It was Edmund’s 10th match in 14 days after reaching the semi-finals of the Winston-Salem Open and his heavy schedule perhaps caught up him.

Shapovalov, meanwhile, becomes the youngest man to reach the fourth round of a grand slam since Marat Safin at the French Open in 1998 and has a great opportunity to go further in a wide open section of the draw.

It was a sign of Shapovalov’s star power at such a tender age and playing in only his second grand slam tournament that this match was scheduled on Flushing Meadows’ centre court.

This was a different test for Shapovalov, who had played so freely in beating Jo-Wilfried Tsonga two days ago but now found the weight of expectation on his shoulders.

The Canadian struggled to land his signature one-handed backhand in court in the early stages and Edmund moved into a 3-0 lead.

A double fault from the British player helped Shapovalov level but the teenager was making far too many unforced errors and he was broken again to leave Edmund serving for the set.

Shapovalov had two more break points but Edmund calmly saved them both before clinching it with a fine rally.

Edmund has a serious weapon in his forehand but danger in the Shapovalov game can come from almost anywhere.

Kyle EdmundEdmund took the opening set, but injury ended his chances (Seth Wenig/AP)

He began to turn the match around early in the second set, breaking Edmund for 3-1.

The British player saved four set points at 5-2 but could not take his one chance to get back on serve, netting a routine backhand as Shapovalov served it out, roaring in celebration.

It is only seven months since the pair first met in a now infamous Davis Cup clash, which ended in disgrace for Shapovalov when he accidentally struck umpire Arnaud Gabas in the eye with a ball hit in anger and was defaulted.

Denis ShapovalovShapovalov celebrates his third-round victory (Seth Wenig/AP)

Edmund was already well on his way to winning, with Shapovalov then ranked outside the top 200 and raw.

But the talent was obvious and, although he is still ranked 27 places below Edmund at 69 in the world, the Canadian appears headed for the top 10 sooner rather than later.

He announced himself at the top level on home soil in Montreal earlier this month, beating Rafael Nadal and going on to reach his first Masters semi-final.

It is far from inconceivable to see Shapovalov going at least as far here given the complete lack of regular slam challengers in the bottom half.
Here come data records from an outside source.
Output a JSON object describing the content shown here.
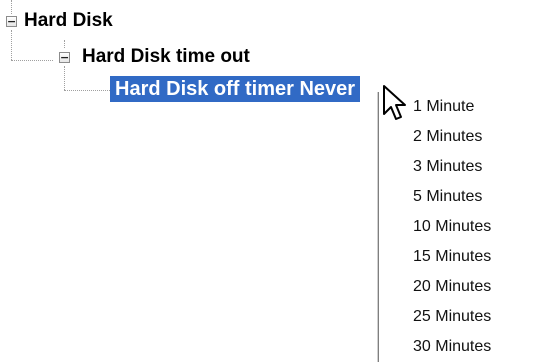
{
  "tree": {
    "nodes": [
      {
        "label": "Hard Disk",
        "expander": "−"
      },
      {
        "label": "Hard Disk time out",
        "expander": "−"
      },
      {
        "label": "Hard Disk off timer Never",
        "selected": true
      }
    ]
  },
  "dropdown": {
    "options": [
      "1 Minute",
      "2 Minutes",
      "3 Minutes",
      "5 Minutes",
      "10 Minutes",
      "15 Minutes",
      "20 Minutes",
      "25 Minutes",
      "30 Minutes"
    ]
  },
  "colors": {
    "selection": "#316ac5",
    "selection_text": "#ffffff"
  },
  "icons": {
    "cursor": "arrow-cursor-icon",
    "expander": "collapse-minus-icon"
  }
}
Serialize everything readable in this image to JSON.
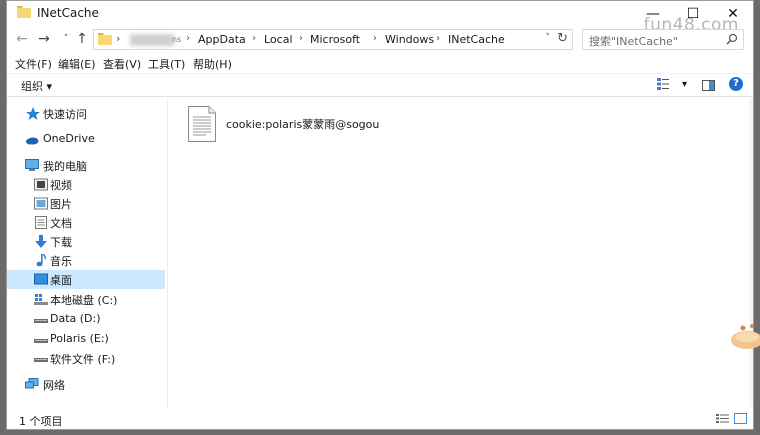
{
  "window": {
    "title": "INetCache",
    "min": "—",
    "max": "☐",
    "close": "✕",
    "watermark": "fun48.com"
  },
  "nav": {
    "back": "←",
    "forward": "→",
    "recent": "˅",
    "up": "↑"
  },
  "address": {
    "sep": "›",
    "partial": "ns",
    "crumbs": [
      "AppData",
      "Local",
      "Microsoft",
      "Windows",
      "INetCache"
    ],
    "dropdown": "˅",
    "refresh": "↻"
  },
  "search": {
    "placeholder": "搜索\"INetCache\""
  },
  "menu": [
    "文件(F)",
    "编辑(E)",
    "查看(V)",
    "工具(T)",
    "帮助(H)"
  ],
  "toolbar": {
    "organize": "组织 ▾",
    "view_dd": "▾",
    "help": "?"
  },
  "sidebar": {
    "quick_access": "快速访问",
    "onedrive": "OneDrive",
    "this_pc": "我的电脑",
    "videos": "视频",
    "pictures": "图片",
    "documents": "文档",
    "downloads": "下载",
    "music": "音乐",
    "desktop": "桌面",
    "drive_c": "本地磁盘 (C:)",
    "drive_d": "Data (D:)",
    "drive_e": "Polaris (E:)",
    "drive_f": "软件文件 (F:)",
    "network": "网络"
  },
  "files": [
    {
      "name": "cookie:polaris蒙蒙雨@sogou"
    }
  ],
  "status": {
    "count": "1 个项目"
  },
  "colors": {
    "selected": "#cce8ff",
    "folder": "#f8d775",
    "accent": "#0078d7"
  }
}
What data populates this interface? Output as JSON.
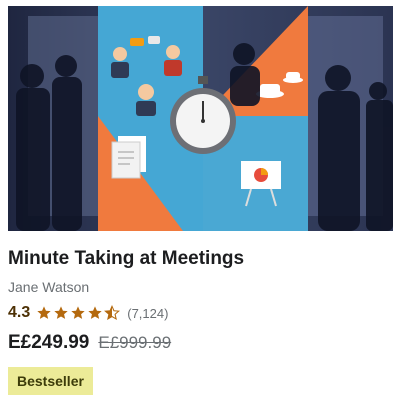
{
  "course": {
    "title": "Minute Taking at Meetings",
    "author": "Jane Watson",
    "rating": "4.3",
    "rating_fraction": 0.86,
    "rating_count": "(7,124)",
    "price": "E£249.99",
    "original_price": "E£999.99",
    "badge": "Bestseller"
  },
  "icons": {
    "star": "star-icon",
    "half_star": "star-half-icon"
  },
  "colors": {
    "star": "#b4690e",
    "badge_bg": "#eceb98",
    "accent_orange": "#f47c3c",
    "accent_blue": "#3fa9d8"
  }
}
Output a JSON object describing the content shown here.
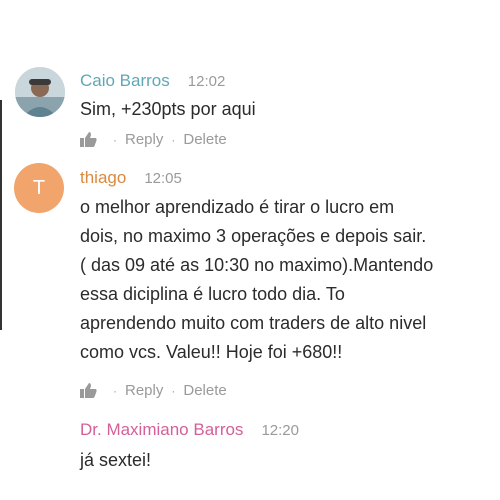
{
  "comments": [
    {
      "author": "Caio Barros",
      "author_color": "#5fa8b5",
      "time": "12:02",
      "text": "Sim, +230pts por aqui",
      "avatar_icon": "user-photo",
      "actions": {
        "reply": "Reply",
        "delete": "Delete",
        "separator": "·"
      }
    },
    {
      "author": "thiago",
      "author_color": "#d98a3e",
      "time": "12:05",
      "avatar_letter": "T",
      "avatar_color": "#f1a46b",
      "lines": [
        "o melhor aprendizado é tirar o lucro em",
        "dois, no maximo 3 operações e depois sair.",
        "( das 09 até as 10:30 no maximo).Mantendo",
        "essa diciplina é lucro todo dia. To",
        "aprendendo muito com traders de alto nivel",
        "como vcs. Valeu!! Hoje foi +680!!"
      ],
      "actions": {
        "reply": "Reply",
        "delete": "Delete",
        "separator": "·"
      }
    },
    {
      "author": "Dr. Maximiano Barros",
      "author_color": "#d4609a",
      "time": "12:20",
      "text": "já sextei!"
    }
  ]
}
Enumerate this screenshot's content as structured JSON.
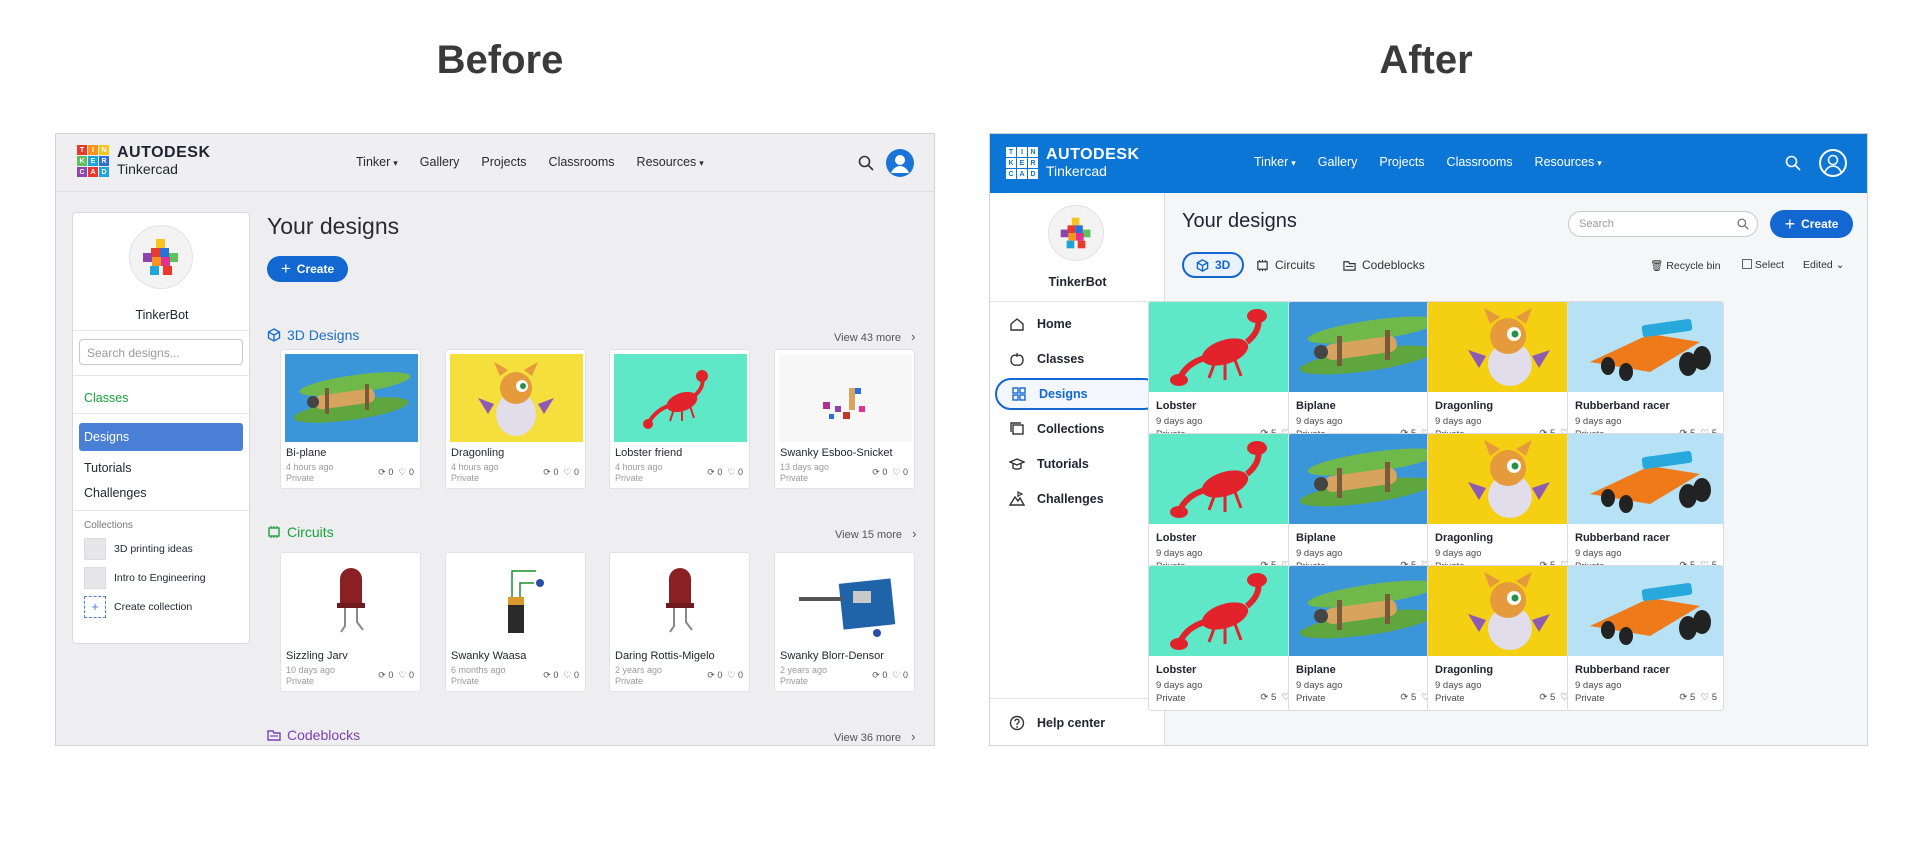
{
  "labels": {
    "before": "Before",
    "after": "After"
  },
  "colors": {
    "brand_blue": "#0c76d6",
    "accent": "#1268d0",
    "active_item": "#4a7fd6",
    "classes_green": "#19a33b"
  },
  "logo": {
    "letters": [
      "T",
      "I",
      "N",
      "K",
      "E",
      "R",
      "C",
      "A",
      "D"
    ],
    "brand": "AUTODESK",
    "product": "Tinkercad"
  },
  "nav": {
    "tinker": "Tinker",
    "gallery": "Gallery",
    "projects": "Projects",
    "classrooms": "Classrooms",
    "resources": "Resources"
  },
  "before": {
    "user": "TinkerBot",
    "search_placeholder": "Search designs...",
    "sidebar": {
      "classes": "Classes",
      "designs": "Designs",
      "tutorials": "Tutorials",
      "challenges": "Challenges"
    },
    "collections": {
      "header": "Collections",
      "items": [
        "3D printing ideas",
        "Intro to Engineering"
      ],
      "create": "Create collection"
    },
    "title": "Your designs",
    "create": "Create",
    "sections": [
      {
        "name": "3D Designs",
        "view_more": "View 43 more",
        "cards": [
          {
            "title": "Bi-plane",
            "time": "4 hours ago",
            "privacy": "Private",
            "remix": "0",
            "likes": "0"
          },
          {
            "title": "Dragonling",
            "time": "4 hours ago",
            "privacy": "Private",
            "remix": "0",
            "likes": "0"
          },
          {
            "title": "Lobster friend",
            "time": "4 hours ago",
            "privacy": "Private",
            "remix": "0",
            "likes": "0"
          },
          {
            "title": "Swanky Esboo-Snicket",
            "time": "13 days ago",
            "privacy": "Private",
            "remix": "0",
            "likes": "0"
          }
        ]
      },
      {
        "name": "Circuits",
        "view_more": "View 15 more",
        "cards": [
          {
            "title": "Sizzling Jarv",
            "time": "10 days ago",
            "privacy": "Private",
            "remix": "0",
            "likes": "0"
          },
          {
            "title": "Swanky Waasa",
            "time": "6 months ago",
            "privacy": "Private",
            "remix": "0",
            "likes": "0"
          },
          {
            "title": "Daring Rottis-Migelo",
            "time": "2 years ago",
            "privacy": "Private",
            "remix": "0",
            "likes": "0"
          },
          {
            "title": "Swanky Blorr-Densor",
            "time": "2 years ago",
            "privacy": "Private",
            "remix": "0",
            "likes": "0"
          }
        ]
      },
      {
        "name": "Codeblocks",
        "view_more": "View 36 more",
        "cards": []
      }
    ]
  },
  "after": {
    "user": "TinkerBot",
    "nav_items": [
      "Home",
      "Classes",
      "Designs",
      "Collections",
      "Tutorials",
      "Challenges"
    ],
    "help": "Help center",
    "title": "Your designs",
    "search_placeholder": "Search",
    "create": "Create",
    "tabs": [
      "3D",
      "Circuits",
      "Codeblocks"
    ],
    "tools": {
      "recycle": "Recycle bin",
      "select": "Select",
      "sort": "Edited"
    },
    "row": [
      {
        "title": "Lobster",
        "time": "9 days ago",
        "privacy": "Private",
        "remix": "5",
        "likes": "5"
      },
      {
        "title": "Biplane",
        "time": "9 days ago",
        "privacy": "Private",
        "remix": "5",
        "likes": "5"
      },
      {
        "title": "Dragonling",
        "time": "9 days ago",
        "privacy": "Private",
        "remix": "5",
        "likes": "5"
      },
      {
        "title": "Rubberband racer",
        "time": "9 days ago",
        "privacy": "Private",
        "remix": "5",
        "likes": "5"
      }
    ]
  }
}
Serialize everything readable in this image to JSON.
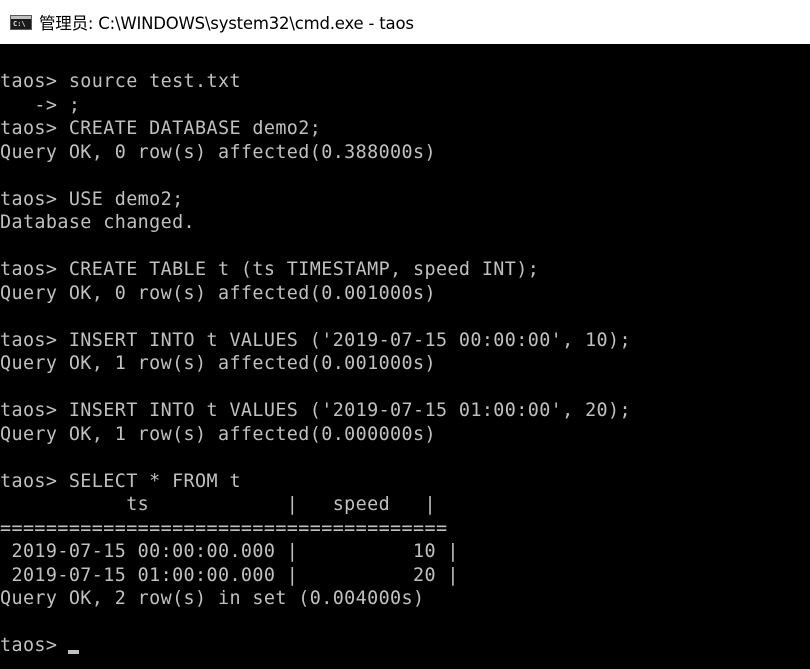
{
  "window": {
    "title": "管理员: C:\\WINDOWS\\system32\\cmd.exe - taos",
    "icon": "cmd-icon",
    "colors": {
      "titlebar_background": "#ffffff",
      "title_text": "#000000",
      "console_background": "#000000",
      "console_text": "#c0c0c0"
    }
  },
  "console": {
    "lines": [
      "taos> source test.txt",
      "   -> ;",
      "taos> CREATE DATABASE demo2;",
      "Query OK, 0 row(s) affected(0.388000s)",
      "",
      "taos> USE demo2;",
      "Database changed.",
      "",
      "taos> CREATE TABLE t (ts TIMESTAMP, speed INT);",
      "Query OK, 0 row(s) affected(0.001000s)",
      "",
      "taos> INSERT INTO t VALUES ('2019-07-15 00:00:00', 10);",
      "Query OK, 1 row(s) affected(0.001000s)",
      "",
      "taos> INSERT INTO t VALUES ('2019-07-15 01:00:00', 20);",
      "Query OK, 1 row(s) affected(0.000000s)",
      "",
      "taos> SELECT * FROM t",
      "           ts            |   speed   |",
      "=======================================",
      " 2019-07-15 00:00:00.000 |          10 |",
      " 2019-07-15 01:00:00.000 |          20 |",
      "Query OK, 2 row(s) in set (0.004000s)",
      "",
      "taos> "
    ],
    "cursor": "block-cursor"
  }
}
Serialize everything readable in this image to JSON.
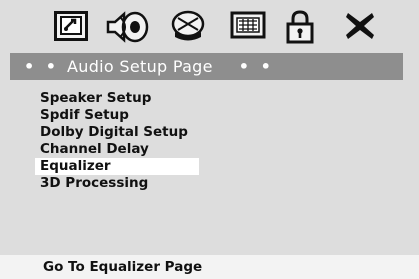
{
  "header": {
    "title": "Audio Setup Page",
    "title_prefix": "• •",
    "title_suffix": "• •"
  },
  "icons": [
    {
      "name": "general-setup-icon"
    },
    {
      "name": "audio-setup-icon"
    },
    {
      "name": "video-setup-icon"
    },
    {
      "name": "preference-icon"
    },
    {
      "name": "password-lock-icon"
    },
    {
      "name": "exit-icon"
    }
  ],
  "menu": {
    "items": [
      {
        "label": "Speaker Setup"
      },
      {
        "label": "Spdif Setup"
      },
      {
        "label": "Dolby Digital Setup"
      },
      {
        "label": "Channel Delay"
      },
      {
        "label": "Equalizer",
        "selected": true
      },
      {
        "label": "3D Processing"
      }
    ]
  },
  "status": {
    "text": "Go To Equalizer Page"
  },
  "colors": {
    "panel": "#dddddd",
    "titlebar": "#8e8e8e",
    "highlight": "#ffffff"
  }
}
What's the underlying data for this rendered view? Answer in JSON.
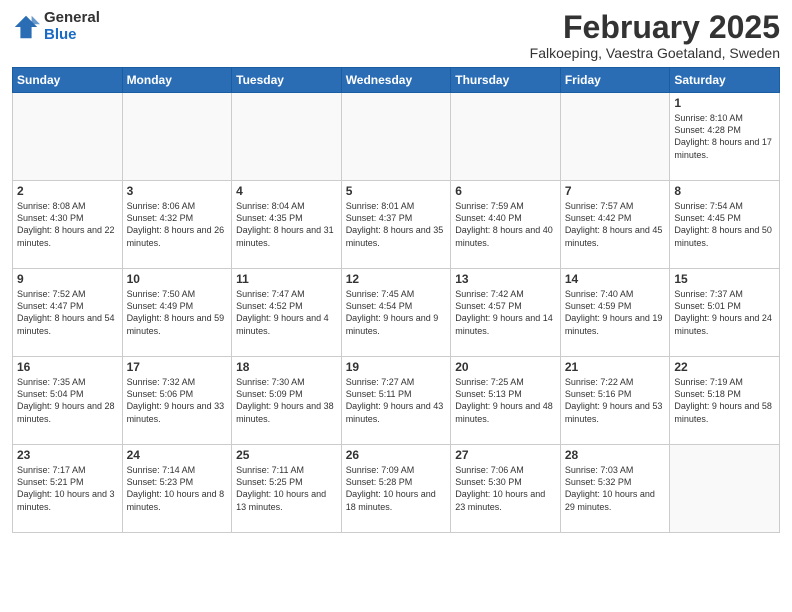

Edmund was clearly very upset to see his tournament ended in such a manner, for he too would have fancied his chances of going much further.

The 22-year-old left the court in tears but can hold his head high, with the last two weeks another sign that, when Andy Murray does retire, British men’s tennis is in steady hands.

Edmund’s exit, though, made it the first time a British singles player has failed to reach the second week at a slam since the French Open in 2013, when Murray also pulled out.